- Data for review:

'''

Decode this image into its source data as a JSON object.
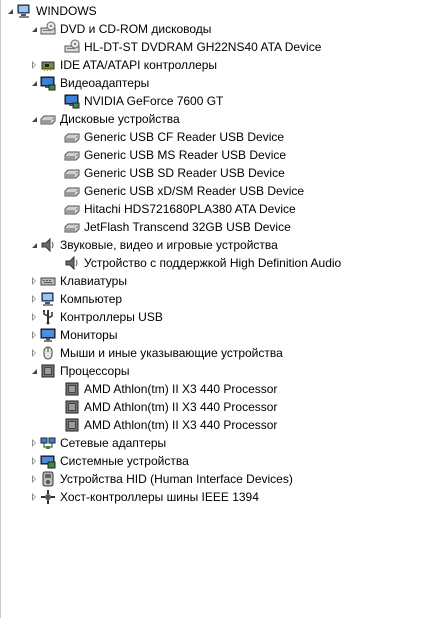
{
  "tree": {
    "root": {
      "label": "WINDOWS",
      "icon": "computer-icon"
    },
    "categories": [
      {
        "label": "DVD и CD-ROM дисководы",
        "icon": "dvd-drive-icon",
        "expanded": true,
        "children": [
          {
            "label": "HL-DT-ST DVDRAM GH22NS40 ATA Device",
            "icon": "dvd-drive-icon"
          }
        ]
      },
      {
        "label": "IDE ATA/ATAPI контроллеры",
        "icon": "ide-controller-icon",
        "expanded": false,
        "children": []
      },
      {
        "label": "Видеоадаптеры",
        "icon": "display-adapter-icon",
        "expanded": true,
        "children": [
          {
            "label": "NVIDIA GeForce 7600 GT",
            "icon": "display-adapter-icon"
          }
        ]
      },
      {
        "label": "Дисковые устройства",
        "icon": "disk-drive-icon",
        "expanded": true,
        "children": [
          {
            "label": "Generic USB CF Reader USB Device",
            "icon": "disk-drive-icon"
          },
          {
            "label": "Generic USB MS Reader USB Device",
            "icon": "disk-drive-icon"
          },
          {
            "label": "Generic USB SD Reader USB Device",
            "icon": "disk-drive-icon"
          },
          {
            "label": "Generic USB xD/SM Reader USB Device",
            "icon": "disk-drive-icon"
          },
          {
            "label": "Hitachi HDS721680PLA380 ATA Device",
            "icon": "disk-drive-icon"
          },
          {
            "label": "JetFlash Transcend 32GB USB Device",
            "icon": "disk-drive-icon"
          }
        ]
      },
      {
        "label": "Звуковые, видео и игровые устройства",
        "icon": "speaker-icon",
        "expanded": true,
        "children": [
          {
            "label": "Устройство с поддержкой High Definition Audio",
            "icon": "speaker-icon"
          }
        ]
      },
      {
        "label": "Клавиатуры",
        "icon": "keyboard-icon",
        "expanded": false,
        "children": []
      },
      {
        "label": "Компьютер",
        "icon": "computer-icon",
        "expanded": false,
        "children": []
      },
      {
        "label": "Контроллеры USB",
        "icon": "usb-controller-icon",
        "expanded": false,
        "children": []
      },
      {
        "label": "Мониторы",
        "icon": "monitor-icon",
        "expanded": false,
        "children": []
      },
      {
        "label": "Мыши и иные указывающие устройства",
        "icon": "mouse-icon",
        "expanded": false,
        "children": []
      },
      {
        "label": "Процессоры",
        "icon": "processor-icon",
        "expanded": true,
        "children": [
          {
            "label": "AMD Athlon(tm) II X3 440 Processor",
            "icon": "processor-icon"
          },
          {
            "label": "AMD Athlon(tm) II X3 440 Processor",
            "icon": "processor-icon"
          },
          {
            "label": "AMD Athlon(tm) II X3 440 Processor",
            "icon": "processor-icon"
          }
        ]
      },
      {
        "label": "Сетевые адаптеры",
        "icon": "network-adapter-icon",
        "expanded": false,
        "children": []
      },
      {
        "label": "Системные устройства",
        "icon": "system-device-icon",
        "expanded": false,
        "children": []
      },
      {
        "label": "Устройства HID (Human Interface Devices)",
        "icon": "hid-icon",
        "expanded": false,
        "children": []
      },
      {
        "label": "Хост-контроллеры шины IEEE 1394",
        "icon": "ieee1394-icon",
        "expanded": false,
        "children": []
      }
    ]
  }
}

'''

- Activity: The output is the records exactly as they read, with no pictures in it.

- Solution for this problem:
Decode this image into its source data as a JSON object.
{
  "tree": {
    "root": {
      "label": "WINDOWS",
      "icon": "computer-icon"
    },
    "categories": [
      {
        "label": "DVD и CD-ROM дисководы",
        "icon": "dvd-drive-icon",
        "expanded": true,
        "children": [
          {
            "label": "HL-DT-ST DVDRAM GH22NS40 ATA Device",
            "icon": "dvd-drive-icon"
          }
        ]
      },
      {
        "label": "IDE ATA/ATAPI контроллеры",
        "icon": "ide-controller-icon",
        "expanded": false,
        "children": []
      },
      {
        "label": "Видеоадаптеры",
        "icon": "display-adapter-icon",
        "expanded": true,
        "children": [
          {
            "label": "NVIDIA GeForce 7600 GT",
            "icon": "display-adapter-icon"
          }
        ]
      },
      {
        "label": "Дисковые устройства",
        "icon": "disk-drive-icon",
        "expanded": true,
        "children": [
          {
            "label": "Generic USB CF Reader USB Device",
            "icon": "disk-drive-icon"
          },
          {
            "label": "Generic USB MS Reader USB Device",
            "icon": "disk-drive-icon"
          },
          {
            "label": "Generic USB SD Reader USB Device",
            "icon": "disk-drive-icon"
          },
          {
            "label": "Generic USB xD/SM Reader USB Device",
            "icon": "disk-drive-icon"
          },
          {
            "label": "Hitachi HDS721680PLA380 ATA Device",
            "icon": "disk-drive-icon"
          },
          {
            "label": "JetFlash Transcend 32GB USB Device",
            "icon": "disk-drive-icon"
          }
        ]
      },
      {
        "label": "Звуковые, видео и игровые устройства",
        "icon": "speaker-icon",
        "expanded": true,
        "children": [
          {
            "label": "Устройство с поддержкой High Definition Audio",
            "icon": "speaker-icon"
          }
        ]
      },
      {
        "label": "Клавиатуры",
        "icon": "keyboard-icon",
        "expanded": false,
        "children": []
      },
      {
        "label": "Компьютер",
        "icon": "computer-icon",
        "expanded": false,
        "children": []
      },
      {
        "label": "Контроллеры USB",
        "icon": "usb-controller-icon",
        "expanded": false,
        "children": []
      },
      {
        "label": "Мониторы",
        "icon": "monitor-icon",
        "expanded": false,
        "children": []
      },
      {
        "label": "Мыши и иные указывающие устройства",
        "icon": "mouse-icon",
        "expanded": false,
        "children": []
      },
      {
        "label": "Процессоры",
        "icon": "processor-icon",
        "expanded": true,
        "children": [
          {
            "label": "AMD Athlon(tm) II X3 440 Processor",
            "icon": "processor-icon"
          },
          {
            "label": "AMD Athlon(tm) II X3 440 Processor",
            "icon": "processor-icon"
          },
          {
            "label": "AMD Athlon(tm) II X3 440 Processor",
            "icon": "processor-icon"
          }
        ]
      },
      {
        "label": "Сетевые адаптеры",
        "icon": "network-adapter-icon",
        "expanded": false,
        "children": []
      },
      {
        "label": "Системные устройства",
        "icon": "system-device-icon",
        "expanded": false,
        "children": []
      },
      {
        "label": "Устройства HID (Human Interface Devices)",
        "icon": "hid-icon",
        "expanded": false,
        "children": []
      },
      {
        "label": "Хост-контроллеры шины IEEE 1394",
        "icon": "ieee1394-icon",
        "expanded": false,
        "children": []
      }
    ]
  }
}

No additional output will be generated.